JFK was the turning point. Amid the grotesque melo-history of Oliver Stone's film, Jones gave an intricate, witty performance as the rich, swish and languid Clay Shaw, the object of Jim Garrison's investigation. All of a sudden, Jones was allowed to be funny, urbane and eloquent: he got an Oscar nomination as supporting actor. A year later, director Andrew Davis (who had met Jones on The Package) cast him as Steven Seagal's enemy in Under Siege. The film was a hit, in no small part because of Jones's sardonic assurance. Davis was certain then that he needed Jones for The Fugitive.

I'm sure Tommy Lee Jones doesn't trust his new status, yet he's getting better scripts and there's the realisation that he can be much more than a gloomy good ol' boy. Later this year he is an American soldier in love with a Vietnamese woman in Oliver Stone's Heaven and Earth, and there is more in prospect: a lead role in the film of John Grisham's airport thriller The Client; Natural Born Killers, directed by Stone again, from a script by Quentin Tarantino; with Jeff Bridges in Blown Away; The Good Old Boys, a Western for TV that Jones will direct as well as star in; and, for Ron Shelton (who made Bull Durham), the biopic of Ty Cobb, arguably the greatest baseball player who ever lived, and the lousiest human being to play the game.

Such lists can disappoint when and if they reach the screen. But Cobb is a real rogue hero and, with Hughes and Gilmore, he could give Jones a grand trio of awkward Americans. And if there's one thing needed in American movies it's that awkward trace of hinterland reality that scorns glamour.

'The Fugitive' (15) is on general release.

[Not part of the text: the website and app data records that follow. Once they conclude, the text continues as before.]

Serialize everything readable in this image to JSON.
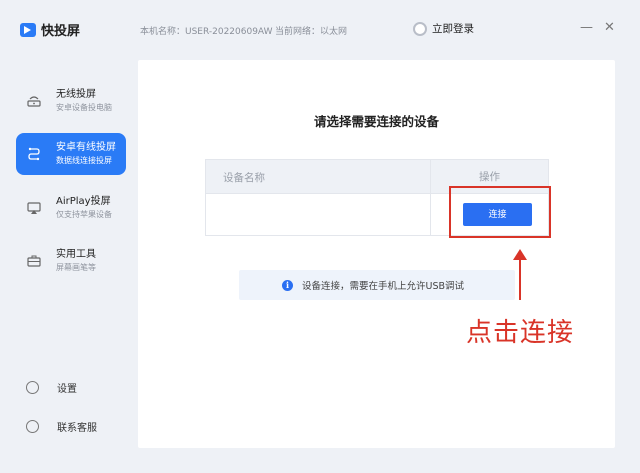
{
  "app": {
    "name": "快投屏",
    "machine_label": "本机名称：USER-20220609AW",
    "network_label": "当前网络：以太网",
    "login_label": "立即登录",
    "minimize_glyph": "—",
    "close_glyph": "✕"
  },
  "sidebar": {
    "items": [
      {
        "title": "无线投屏",
        "subtitle": "安卓设备投电脑",
        "icon": "wifi-screen-icon"
      },
      {
        "title": "安卓有线投屏",
        "subtitle": "数据线连接投屏",
        "icon": "usb-cable-icon",
        "active": true
      },
      {
        "title": "AirPlay投屏",
        "subtitle": "仅支持苹果设备",
        "icon": "airplay-icon"
      },
      {
        "title": "实用工具",
        "subtitle": "屏幕画笔等",
        "icon": "toolbox-icon"
      }
    ],
    "bottom": [
      {
        "label": "设置",
        "icon": "gear-icon"
      },
      {
        "label": "联系客服",
        "icon": "headset-icon"
      }
    ]
  },
  "main": {
    "title": "请选择需要连接的设备",
    "table": {
      "columns": [
        "设备名称",
        "操作"
      ],
      "button_label": "连接"
    },
    "info_text": "设备连接，需要在手机上允许USB调试"
  },
  "annotation": {
    "text": "点击连接",
    "color": "#d93428"
  },
  "colors": {
    "accent": "#2a7bf6",
    "button": "#2a6ff2",
    "highlight": "#d93428"
  }
}
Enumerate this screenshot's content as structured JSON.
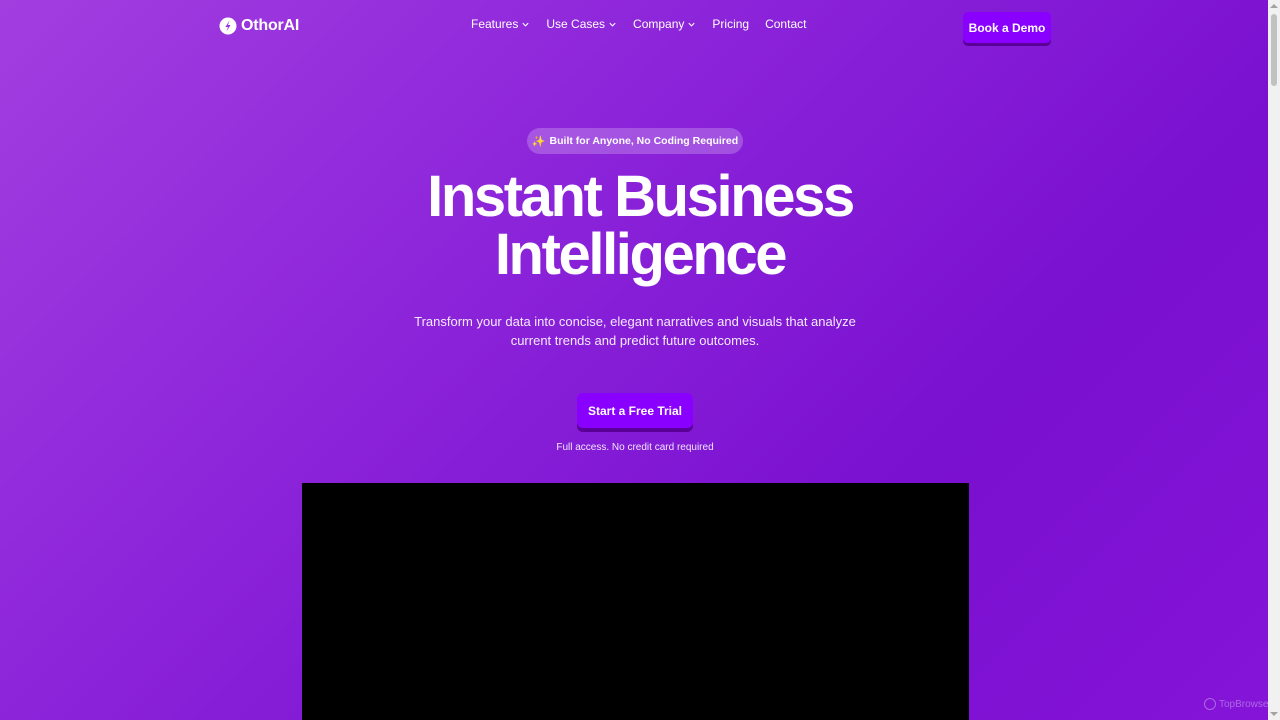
{
  "brand": {
    "name": "OthorAI"
  },
  "nav": {
    "items": [
      {
        "label": "Features",
        "dropdown": true
      },
      {
        "label": "Use Cases",
        "dropdown": true
      },
      {
        "label": "Company",
        "dropdown": true
      },
      {
        "label": "Pricing",
        "dropdown": false
      },
      {
        "label": "Contact",
        "dropdown": false
      }
    ],
    "cta_label": "Book a Demo"
  },
  "hero": {
    "badge": "Built for Anyone, No Coding Required",
    "badge_icon": "sparkles-icon",
    "title_lines": [
      "Instant Business",
      "Intelligence"
    ],
    "subtitle_lines": [
      "Transform your data into concise, elegant narratives and visuals that analyze",
      "current trends and predict future outcomes."
    ],
    "cta_label": "Start a Free Trial",
    "cta_note": "Full access. No credit card required"
  },
  "watermark": {
    "label": "TopBrowse"
  },
  "colors": {
    "accent": "#8a00ff",
    "accent_shadow": "#5a0099",
    "gradient_start": "#a23ee0",
    "gradient_end": "#7a10d0",
    "video_bg": "#000000"
  }
}
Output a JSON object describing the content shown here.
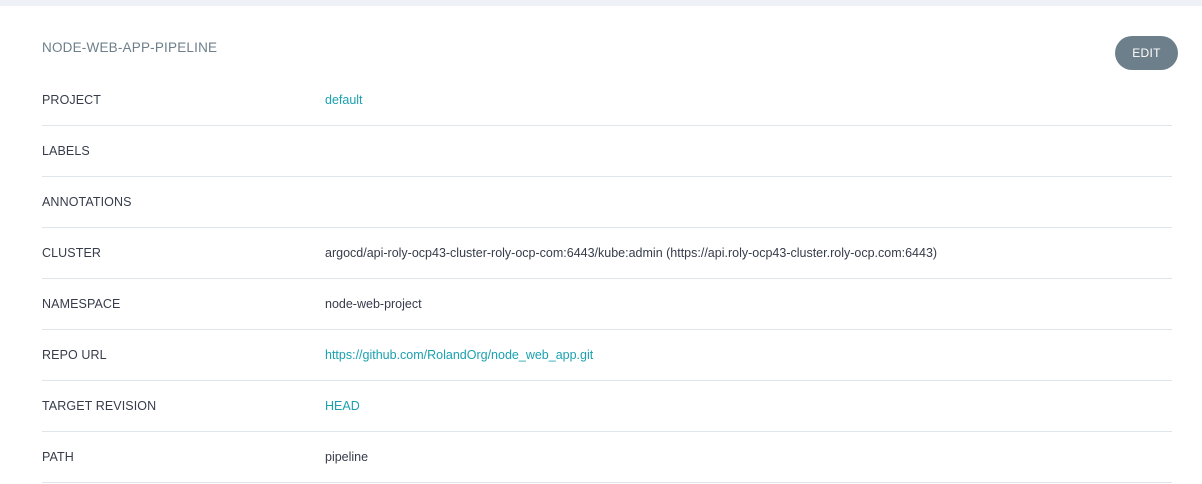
{
  "panel": {
    "title": "NODE-WEB-APP-PIPELINE",
    "edit_label": "EDIT"
  },
  "rows": [
    {
      "label": "PROJECT",
      "value": "default",
      "is_link": true
    },
    {
      "label": "LABELS",
      "value": "",
      "is_link": false
    },
    {
      "label": "ANNOTATIONS",
      "value": "",
      "is_link": false
    },
    {
      "label": "CLUSTER",
      "value": "argocd/api-roly-ocp43-cluster-roly-ocp-com:6443/kube:admin (https://api.roly-ocp43-cluster.roly-ocp.com:6443)",
      "is_link": false
    },
    {
      "label": "NAMESPACE",
      "value": "node-web-project",
      "is_link": false
    },
    {
      "label": "REPO URL",
      "value": "https://github.com/RolandOrg/node_web_app.git",
      "is_link": true
    },
    {
      "label": "TARGET REVISION",
      "value": "HEAD",
      "is_link": true
    },
    {
      "label": "PATH",
      "value": "pipeline",
      "is_link": false
    }
  ],
  "colors": {
    "link": "#1aa1b0",
    "button_bg": "#6d7f8b",
    "divider": "#dee6eb"
  }
}
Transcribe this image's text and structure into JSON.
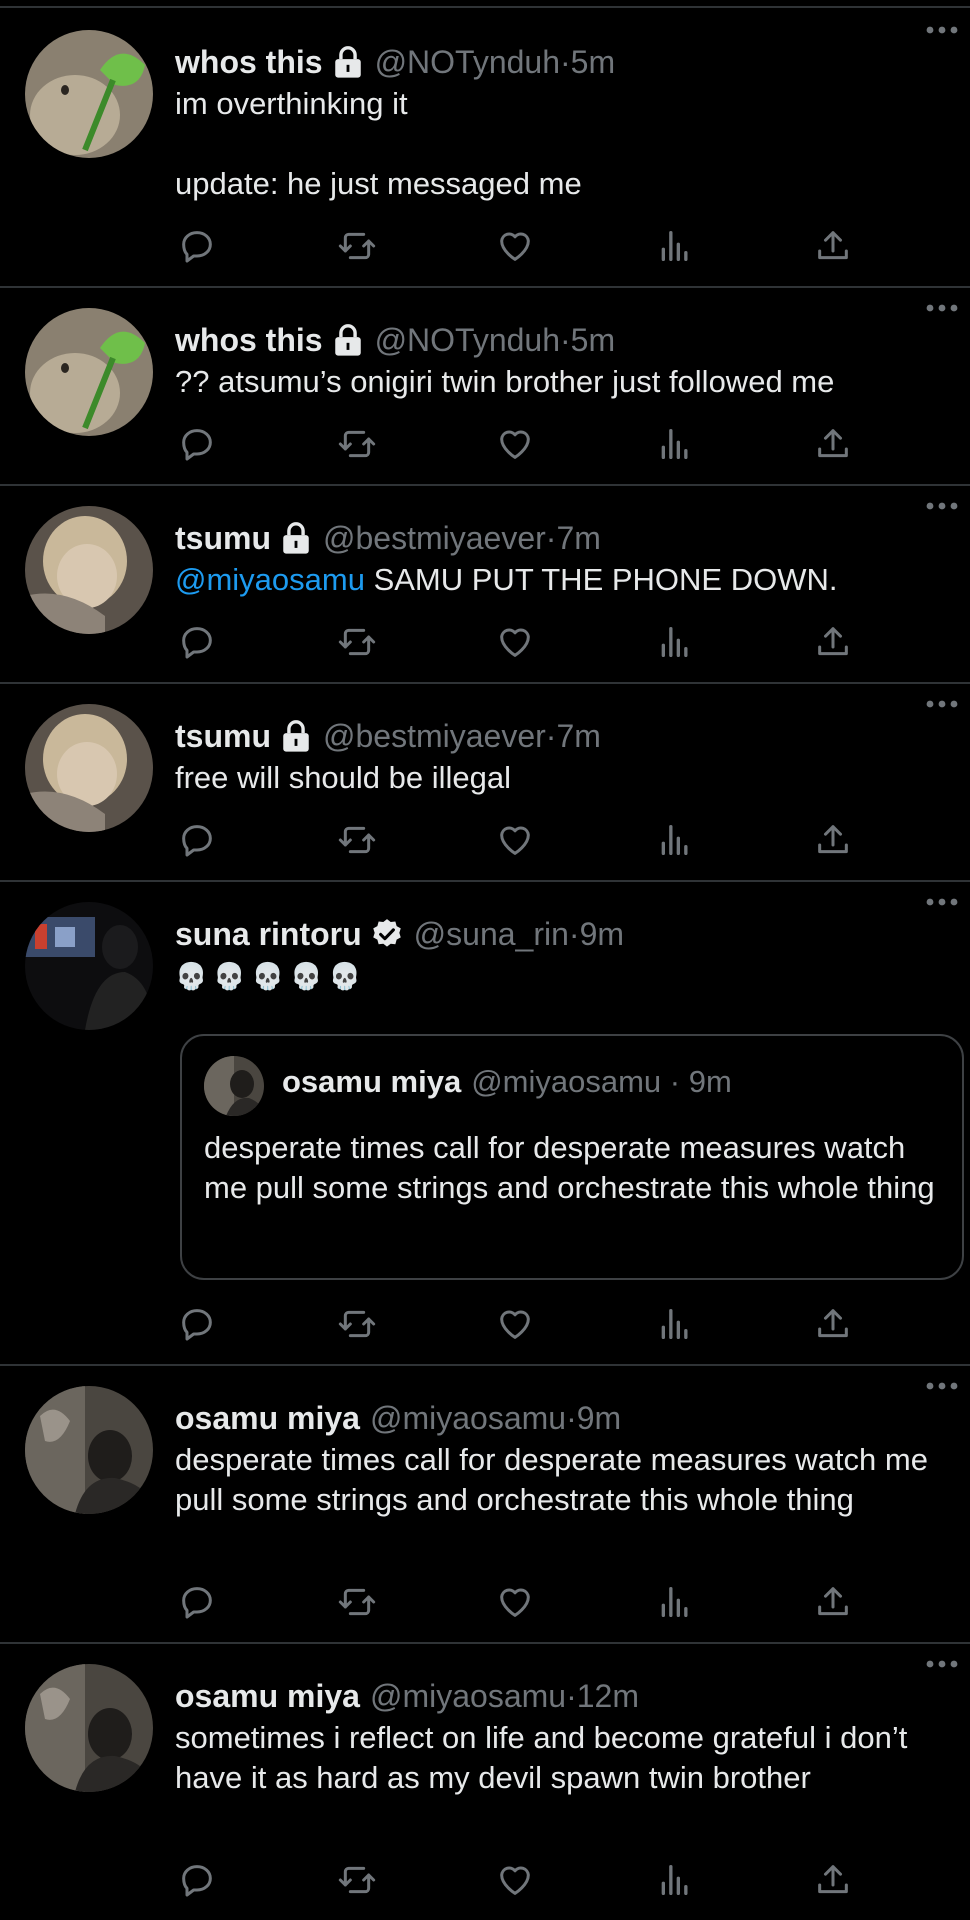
{
  "tweets": [
    {
      "name": "whos this",
      "handle": "@NOTynduh",
      "time": "5m",
      "text": "im overthinking it\n\nupdate: he just messaged me",
      "badge": "lock-icon",
      "avatar": "clover-plush-avatar"
    },
    {
      "name": "whos this",
      "handle": "@NOTynduh",
      "time": "5m",
      "text": "?? atsumu’s onigiri twin brother just followed me",
      "badge": "lock-icon",
      "avatar": "clover-plush-avatar"
    },
    {
      "name": "tsumu",
      "handle": "@bestmiyaever",
      "time": "7m",
      "mention": "@miyaosamu",
      "text": " SAMU PUT THE PHONE DOWN.",
      "badge": "lock-icon",
      "avatar": "blond-sleeping-avatar"
    },
    {
      "name": "tsumu",
      "handle": "@bestmiyaever",
      "time": "7m",
      "text": "free will should be illegal",
      "badge": "lock-icon",
      "avatar": "blond-sleeping-avatar"
    },
    {
      "name": "suna rintoru",
      "handle": "@suna_rin",
      "time": "9m",
      "text": "💀💀💀💀💀",
      "badge": "verified-icon",
      "avatar": "dark-car-avatar",
      "quote": {
        "name": "osamu miya",
        "handle": "@miyaosamu",
        "time": "9m",
        "text": "desperate times call for desperate measures watch me pull some strings and orchestrate this whole thing"
      }
    },
    {
      "name": "osamu miya",
      "handle": "@miyaosamu",
      "time": "9m",
      "text": "desperate times call for desperate measures watch me pull some strings and orchestrate this whole thing",
      "avatar": "dim-room-avatar"
    },
    {
      "name": "osamu miya",
      "handle": "@miyaosamu",
      "time": "12m",
      "text": "sometimes i reflect on life and become grateful i don’t have it as hard as my devil spawn twin brother",
      "avatar": "dim-room-avatar"
    }
  ],
  "meta": {
    "separator": " · "
  },
  "colors": {
    "background": "#000000",
    "text": "#e7e9ea",
    "muted": "#71767b",
    "link": "#1d9bf0",
    "divider": "#2f3336"
  }
}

West End times are given on page 106.

(Photograph omitted)